The Virgin and the Sabra
“Little film” smacks of condescension and, worse, does not define all that much, anyway. The words are a compliment, nevertheless, in the case of writer-director Joseph Cedar’s second feature, Campfire/Medurat Hashevet, the title better translated as “Tribal Bonfire.”
Winner of several international first prizes and five Israeli Academy Awards and official selection for Best Foreign Film Oscar 2005, it is set in 1981, when, partially a consequence of withdrawal from Sinai, the rightist West Bank Settlement Movement took its still-strong hold, including among Cedar’s Zionist family and friends. Although its Orthodox, New York City-born director has lived almost all his life in Israel, the film is not concerned, however, with the Big Theme, that is, politics (and war), but with the personal lives of four people. About individuals’ needing, searching for, the friendship and loyalty found in love, whatever the sociopolitical backdrop, the film is “little” but at the same time more universal than the shifting, often ephemeral tide of nations’ concerns.
Caught like anyone anywhere in her own limiting circumstances, Rachel Gerlik (Michaela Eshet) seeks an out in what is available at the moment, almost convinced of the rightness of the solution, but she is desperate and not fully aware of herself or the implications. What she sees as her problems must be resolved, not in group action, but on the level of her own life, her needs, longings and responsibilities. Campfire does not so much “humanize” oft-maligned Israelis as show, rather, that behind headline news, there are personal issues that have nothing to do with the newsmakers’.
Now forty-two, Rachel has been widowed two years, confusedly trying to find her way while failing to connect with her two daughters, who miss good man and father Shmuel and feel that their mother’s lack of deep love contributed to his speedy death from cancer. The battery dead, too, his Peugeot sits out front, a reminder for Tammy (Hani Furstenberg), just emerging at fifteen but with a shy admirer in Rafi (Oshri Cohen), and slightly older Esti (Maya Maron), who already sleeps with her soldier boyfriend.
Maintaining the fiction that Daddy is alive to prospective buyers for the car, the mother wants to get rid of the apartment, too, so that the three of them can relocate to the West Bank settlement community projected at barren, windy Ramallah. Her reasons stemming from finances and loneliness, she has to convince the acceptance committee of an ideo-religious commitment great enough to make up for the manless household.

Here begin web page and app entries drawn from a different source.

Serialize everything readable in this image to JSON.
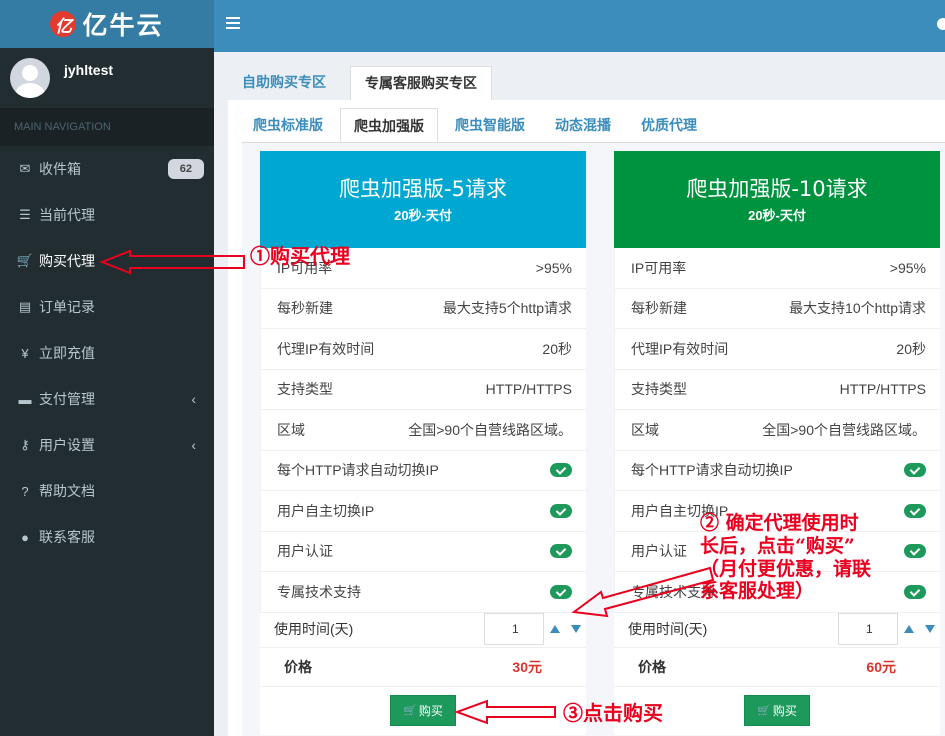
{
  "brand": {
    "logo_mark": "亿",
    "name": "亿牛云"
  },
  "user": {
    "name": "jyhltest"
  },
  "nav": {
    "header": "MAIN NAVIGATION",
    "items": [
      {
        "label": "收件箱",
        "icon": "envelope-icon",
        "glyph": "✉",
        "badge": "62"
      },
      {
        "label": "当前代理",
        "icon": "list-icon",
        "glyph": "☰"
      },
      {
        "label": "购买代理",
        "icon": "cart-icon",
        "glyph": "🛒"
      },
      {
        "label": "订单记录",
        "icon": "receipt-icon",
        "glyph": "▤"
      },
      {
        "label": "立即充值",
        "icon": "yen-icon",
        "glyph": "¥"
      },
      {
        "label": "支付管理",
        "icon": "credit-card-icon",
        "glyph": "▬",
        "chevron": "‹"
      },
      {
        "label": "用户设置",
        "icon": "key-icon",
        "glyph": "⚷",
        "chevron": "‹"
      },
      {
        "label": "帮助文档",
        "icon": "question-icon",
        "glyph": "?"
      },
      {
        "label": "联系客服",
        "icon": "user-icon",
        "glyph": "●"
      }
    ]
  },
  "top_tabs": [
    "自助购买专区",
    "专属客服购买专区"
  ],
  "sub_tabs": [
    "爬虫标准版",
    "爬虫加强版",
    "爬虫智能版",
    "动态混播",
    "优质代理"
  ],
  "cards": [
    {
      "title": "爬虫加强版-5请求",
      "subtitle": "20秒-天付",
      "header_color": "#00a7d0",
      "features": [
        {
          "label": "IP可用率",
          "value": ">95%"
        },
        {
          "label": "每秒新建",
          "value": "最大支持5个http请求"
        },
        {
          "label": "代理IP有效时间",
          "value": "20秒"
        },
        {
          "label": "支持类型",
          "value": "HTTP/HTTPS"
        },
        {
          "label": "区域",
          "value": "全国>90个自营线路区域。"
        },
        {
          "label": "每个HTTP请求自动切换IP",
          "check": true
        },
        {
          "label": "用户自主切换IP",
          "check": true
        },
        {
          "label": "用户认证",
          "check": true
        },
        {
          "label": "专属技术支持",
          "check": true
        }
      ],
      "duration_label": "使用时间(天)",
      "quantity": "1",
      "price_label": "价格",
      "price": "30元",
      "buy_label": "购买"
    },
    {
      "title": "爬虫加强版-10请求",
      "subtitle": "20秒-天付",
      "header_color": "#00933f",
      "features": [
        {
          "label": "IP可用率",
          "value": ">95%"
        },
        {
          "label": "每秒新建",
          "value": "最大支持10个http请求"
        },
        {
          "label": "代理IP有效时间",
          "value": "20秒"
        },
        {
          "label": "支持类型",
          "value": "HTTP/HTTPS"
        },
        {
          "label": "区域",
          "value": "全国>90个自营线路区域。"
        },
        {
          "label": "每个HTTP请求自动切换IP",
          "check": true
        },
        {
          "label": "用户自主切换IP",
          "check": true
        },
        {
          "label": "用户认证",
          "check": true
        },
        {
          "label": "专属技术支持",
          "check": true
        }
      ],
      "duration_label": "使用时间(天)",
      "quantity": "1",
      "price_label": "价格",
      "price": "60元",
      "buy_label": "购买"
    }
  ],
  "annotations": {
    "step1": "①购买代理",
    "step2": [
      "② 确定代理使用时",
      "长后，点击“购买”",
      "（月付更优惠，请联",
      "系客服处理）"
    ],
    "step3": "③点击购买",
    "color": "#e8001e"
  }
}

Power on that committee of neighbors lies in Motkeh (Assi Dayan) and his wife Shula Kupfer (Edith Teperson), a pushy, finally shallow friend who hopes to fix up an accepted suitor for Rachel, though cautioning that second marriages “need not be fireworks.”

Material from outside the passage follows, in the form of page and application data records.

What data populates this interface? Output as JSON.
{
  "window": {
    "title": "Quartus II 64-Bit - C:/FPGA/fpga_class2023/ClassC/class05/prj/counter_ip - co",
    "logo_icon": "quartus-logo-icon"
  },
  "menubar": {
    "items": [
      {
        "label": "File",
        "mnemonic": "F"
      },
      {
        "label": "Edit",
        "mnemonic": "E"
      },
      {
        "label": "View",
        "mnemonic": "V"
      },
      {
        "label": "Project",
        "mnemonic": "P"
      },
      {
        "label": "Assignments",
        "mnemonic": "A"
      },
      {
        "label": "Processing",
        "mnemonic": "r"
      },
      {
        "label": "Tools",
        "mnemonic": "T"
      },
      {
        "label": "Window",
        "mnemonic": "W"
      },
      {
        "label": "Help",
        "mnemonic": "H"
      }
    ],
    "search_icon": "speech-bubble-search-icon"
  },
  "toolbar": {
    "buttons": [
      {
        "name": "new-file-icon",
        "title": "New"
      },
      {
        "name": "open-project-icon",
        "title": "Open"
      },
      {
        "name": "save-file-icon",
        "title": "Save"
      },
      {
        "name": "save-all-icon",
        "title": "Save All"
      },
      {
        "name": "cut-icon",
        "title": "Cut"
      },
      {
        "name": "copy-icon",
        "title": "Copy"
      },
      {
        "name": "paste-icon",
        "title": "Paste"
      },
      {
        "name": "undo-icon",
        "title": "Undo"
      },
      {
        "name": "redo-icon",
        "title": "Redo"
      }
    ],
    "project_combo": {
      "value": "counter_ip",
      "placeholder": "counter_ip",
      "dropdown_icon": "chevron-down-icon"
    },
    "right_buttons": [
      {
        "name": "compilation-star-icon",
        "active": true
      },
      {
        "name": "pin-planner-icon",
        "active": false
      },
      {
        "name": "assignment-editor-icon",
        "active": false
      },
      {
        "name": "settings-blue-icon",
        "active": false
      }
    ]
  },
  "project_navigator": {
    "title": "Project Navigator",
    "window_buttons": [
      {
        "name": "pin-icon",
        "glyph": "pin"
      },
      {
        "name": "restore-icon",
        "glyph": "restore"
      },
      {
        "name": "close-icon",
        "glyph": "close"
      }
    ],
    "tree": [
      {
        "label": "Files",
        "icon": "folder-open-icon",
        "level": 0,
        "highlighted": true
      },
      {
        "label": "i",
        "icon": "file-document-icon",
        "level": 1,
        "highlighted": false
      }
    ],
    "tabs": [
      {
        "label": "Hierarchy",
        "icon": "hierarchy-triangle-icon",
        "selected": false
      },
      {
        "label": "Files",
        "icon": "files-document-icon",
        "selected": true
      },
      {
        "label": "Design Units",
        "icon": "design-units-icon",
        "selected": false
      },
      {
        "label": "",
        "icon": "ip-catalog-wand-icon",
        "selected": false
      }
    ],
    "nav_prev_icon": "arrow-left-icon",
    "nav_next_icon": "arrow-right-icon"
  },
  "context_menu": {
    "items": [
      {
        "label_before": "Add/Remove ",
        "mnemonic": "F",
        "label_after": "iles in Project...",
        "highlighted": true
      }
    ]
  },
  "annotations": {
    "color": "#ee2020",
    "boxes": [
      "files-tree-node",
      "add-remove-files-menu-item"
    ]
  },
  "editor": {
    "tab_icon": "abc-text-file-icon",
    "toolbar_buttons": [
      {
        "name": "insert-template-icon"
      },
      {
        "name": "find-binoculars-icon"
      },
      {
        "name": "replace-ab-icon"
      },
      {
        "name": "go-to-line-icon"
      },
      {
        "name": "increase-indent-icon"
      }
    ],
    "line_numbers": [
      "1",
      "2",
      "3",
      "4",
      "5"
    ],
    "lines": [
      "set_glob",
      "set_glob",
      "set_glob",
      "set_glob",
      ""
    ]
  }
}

The widow has already just found one, however, without realizing it. Yossi Moraly (Moshe Ivgy) operates a charter white-and-red minibus, has grown portly, resigned and left behind by his three grandmother-sisters’ once adoring children, thinks that God doesn’t plan for misfits like himself to reproduce, is eight years her senior but a naïve virgin who, out-of-character, offers a clumsily veiled proposition.
Nary a Palestinian appears, nor a statesman, only an ill-advised yarmulked adolescent prankster, as the lonely woman finds her path outside of politics and rhetoric. Two Lag B’Omer holiday bonfires represent the opposite poles, one a sanctioned, conservative Bnei Akiva Youth Movement affair, the other a few “geeks and lowlifes” from Rafi’s housing project. At the latter, Tammy is forced into crude sexual groping as her admirer stands powerless and frightened, exaggerated rumors fly about and, “under a [committee] magnifying glass” which would hush up the scandal, Rachel “loses it” even further.

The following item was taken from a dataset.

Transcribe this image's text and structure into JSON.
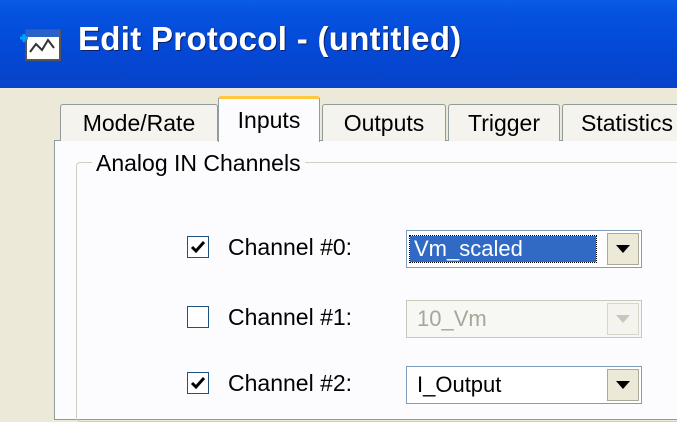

Made for nine-hundred-thousand dollars, Campfire has encountered criticism at home for its subtle comment on the exclusivism of the settlements, and abroad for a failure to live up to Western liberals’ expectations of Israeli self-hatred. Both camps miss the point. Cedar’s center is not groupthink or guilt but the exact opposite: loneliness, and the difficult ability to love and to trust. “Little” themes, but in the end the important ones.
(Released by Film Movement; not rated by MPAA.)